“Vampire in Appalachia is about two things. The first verse speaks to the extraction economy that happens there. If you grew up in that area, everybody has family or a friend that’s worked down in the coal mines.

But somehow some of those towns that have the biggest coal mines are some of the poorest in the state, and it’s because the money will leave. And so that does a lot of damage to the region.

And that’s kind of been a cause and effects type of thing with this opioid crisis. I have family and friends who have struggled with it and are struggling with it.

It doesn’t happen just in Appalachia, but there you feel it very vividly because of how it’s just turned people’s lives and families upside down. 

That was the imagery that was in my head, that kind of dark imagery of a vampire sucking the life out of a place. It’s not that the place isn’t valuable or doesn’t have special things to it, but it’s almost more tragic because of that.”

The follow-up song, “A Murder,” then looks at the opioid crisis through the eyes of somebody who’s struggling with active addiction – inspired by a friend of his own who was going through recovery.

And it’s these types of songs that are common on Old Kanawha. Whether it’s a lament on the struggles of people in Appalachia or an ode to its beauty with songs like “Lightning Bugs” and the title track, each song finds itself rooted in a time and place that gives it meaning that’s often lacking in country music.

The album not only features the duet with Josiah and the Bonnevilles, but also features another West Virginian on “Old Kanawha” with Charles Wesley Godwin. And most of the record was recorded in the Bridgeport, West Virginia studio of Zach McCord, who also plays electric guitar on the majority of the tracks.

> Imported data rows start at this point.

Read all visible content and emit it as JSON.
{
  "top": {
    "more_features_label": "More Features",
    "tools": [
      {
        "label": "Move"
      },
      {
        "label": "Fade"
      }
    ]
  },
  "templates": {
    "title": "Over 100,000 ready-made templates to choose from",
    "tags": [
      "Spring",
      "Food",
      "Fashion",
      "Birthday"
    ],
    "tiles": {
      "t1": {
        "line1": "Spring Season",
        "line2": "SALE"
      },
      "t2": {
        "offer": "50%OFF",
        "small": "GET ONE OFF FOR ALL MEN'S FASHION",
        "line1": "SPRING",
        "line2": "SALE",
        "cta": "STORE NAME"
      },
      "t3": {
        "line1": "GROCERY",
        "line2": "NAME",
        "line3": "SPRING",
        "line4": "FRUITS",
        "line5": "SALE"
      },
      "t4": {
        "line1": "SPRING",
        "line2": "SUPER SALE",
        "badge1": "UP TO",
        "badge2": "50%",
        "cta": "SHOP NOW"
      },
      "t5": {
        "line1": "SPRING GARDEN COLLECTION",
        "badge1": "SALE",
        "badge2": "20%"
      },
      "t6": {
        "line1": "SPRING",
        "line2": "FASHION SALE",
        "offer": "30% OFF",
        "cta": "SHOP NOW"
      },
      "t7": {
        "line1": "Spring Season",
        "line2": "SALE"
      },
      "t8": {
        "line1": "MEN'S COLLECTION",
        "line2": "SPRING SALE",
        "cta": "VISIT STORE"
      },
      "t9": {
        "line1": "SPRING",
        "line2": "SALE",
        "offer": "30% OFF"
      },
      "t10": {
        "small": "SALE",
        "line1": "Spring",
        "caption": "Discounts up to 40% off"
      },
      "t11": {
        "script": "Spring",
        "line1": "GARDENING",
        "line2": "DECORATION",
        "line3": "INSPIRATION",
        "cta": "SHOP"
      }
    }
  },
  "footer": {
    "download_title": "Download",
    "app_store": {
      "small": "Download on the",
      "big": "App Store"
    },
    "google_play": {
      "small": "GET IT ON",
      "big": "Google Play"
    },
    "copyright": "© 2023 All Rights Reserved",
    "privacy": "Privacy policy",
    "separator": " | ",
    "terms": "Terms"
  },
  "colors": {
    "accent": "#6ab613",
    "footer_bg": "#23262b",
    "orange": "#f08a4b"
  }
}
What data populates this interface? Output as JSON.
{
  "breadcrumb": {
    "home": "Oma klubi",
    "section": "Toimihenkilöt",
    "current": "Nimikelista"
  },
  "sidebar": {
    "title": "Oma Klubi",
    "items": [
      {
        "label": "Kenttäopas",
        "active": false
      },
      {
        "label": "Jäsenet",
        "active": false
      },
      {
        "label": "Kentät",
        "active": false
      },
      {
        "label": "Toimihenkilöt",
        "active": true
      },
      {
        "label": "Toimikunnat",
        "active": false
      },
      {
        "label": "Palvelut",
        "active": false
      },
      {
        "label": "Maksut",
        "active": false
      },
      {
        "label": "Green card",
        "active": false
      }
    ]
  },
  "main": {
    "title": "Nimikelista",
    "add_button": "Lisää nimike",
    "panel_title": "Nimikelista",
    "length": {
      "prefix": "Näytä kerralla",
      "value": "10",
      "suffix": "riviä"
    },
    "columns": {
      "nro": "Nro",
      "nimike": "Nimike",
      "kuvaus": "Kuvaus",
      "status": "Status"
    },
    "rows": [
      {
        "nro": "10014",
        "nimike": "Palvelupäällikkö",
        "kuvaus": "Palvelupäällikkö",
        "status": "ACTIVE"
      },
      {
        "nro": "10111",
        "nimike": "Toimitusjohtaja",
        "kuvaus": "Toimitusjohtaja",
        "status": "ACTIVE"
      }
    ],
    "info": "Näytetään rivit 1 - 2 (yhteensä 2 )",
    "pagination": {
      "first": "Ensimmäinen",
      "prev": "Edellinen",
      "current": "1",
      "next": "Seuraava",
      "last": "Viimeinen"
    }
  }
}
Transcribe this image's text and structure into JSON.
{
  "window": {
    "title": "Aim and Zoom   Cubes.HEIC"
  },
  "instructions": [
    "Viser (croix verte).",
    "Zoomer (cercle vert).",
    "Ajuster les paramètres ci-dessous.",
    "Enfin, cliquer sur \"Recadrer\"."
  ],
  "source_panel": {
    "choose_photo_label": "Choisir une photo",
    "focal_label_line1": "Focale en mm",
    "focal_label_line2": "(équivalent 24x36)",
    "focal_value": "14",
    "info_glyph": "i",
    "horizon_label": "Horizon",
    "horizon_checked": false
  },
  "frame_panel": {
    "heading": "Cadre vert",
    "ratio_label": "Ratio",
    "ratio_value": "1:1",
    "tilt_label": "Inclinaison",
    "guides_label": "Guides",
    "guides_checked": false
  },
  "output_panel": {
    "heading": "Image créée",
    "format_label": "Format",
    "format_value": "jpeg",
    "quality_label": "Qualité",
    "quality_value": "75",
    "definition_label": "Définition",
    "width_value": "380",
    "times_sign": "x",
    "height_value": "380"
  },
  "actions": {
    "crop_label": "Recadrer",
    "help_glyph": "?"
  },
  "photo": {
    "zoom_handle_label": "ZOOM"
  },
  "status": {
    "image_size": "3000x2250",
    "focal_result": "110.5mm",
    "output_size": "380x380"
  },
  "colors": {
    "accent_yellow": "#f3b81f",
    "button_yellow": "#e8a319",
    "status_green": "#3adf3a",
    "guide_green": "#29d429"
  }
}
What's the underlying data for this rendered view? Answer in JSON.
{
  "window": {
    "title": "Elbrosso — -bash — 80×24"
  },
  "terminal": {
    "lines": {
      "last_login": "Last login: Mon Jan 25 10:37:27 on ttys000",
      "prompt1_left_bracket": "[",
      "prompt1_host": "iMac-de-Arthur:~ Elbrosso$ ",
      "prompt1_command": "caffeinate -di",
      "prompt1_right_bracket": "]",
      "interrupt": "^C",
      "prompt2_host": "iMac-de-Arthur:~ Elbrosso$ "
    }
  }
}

There are also standout tracks like “Stella,” a tribute to his youngest daughter, and the album’s leadoff track “Heart on the Ground,” and of course the entire album features a healthy dose of Philip himself on the fiddle that’s made him such a star.

If you like the music coming out of Appalachia as much as I do right now, this is one you’re not going to miss – and with Philip currently blowing away the judges on America’s Got Talent, it won’t be long before this West Virginian is a household name far outside of Appalachia.

It’s an album that Philip’s excited for the world to hear, featuring stories that he’s proud of:

“My favorite thing about this album is the stories I get to tell and being able to do that in the way that I felt myself and my family could be proud of. 
This actually started as a four-song EP project, but I kept writing, and the songs kept coming. I was burning the candle at both ends and in December of 2022, when the album was all wrapped up, I was so burned out that I almost called the music thing quits and left it all on the shelf.
I went home to WV for the holidays and was feeling refreshed, and just a couple of days after Christmas, I got invited to be on Mountain Stage. This incredible honor breathed some new life into me, and I’m so thankful I kept going as 2023 kicked off with a bang. 
I debuted “Old Kanawha,” “Trees Grow High,” “Anymore,” and “Vampire in Appalachia” on Mountain Stage for a national radio audience on NPR, and it was truly a life-changing experience for me.
I am so proud of this album, and I hope that it can find an audience that loves it as much as I do. Big thanks to everyone at Whiskey Riff for all of your support! It means the world to me!”

Check out Old Kanawha here first, and make sure you pre-save the album on Spotify and Apple Music before it drops on Friday.

A beer bottle on a dock



A beer bottle on a dock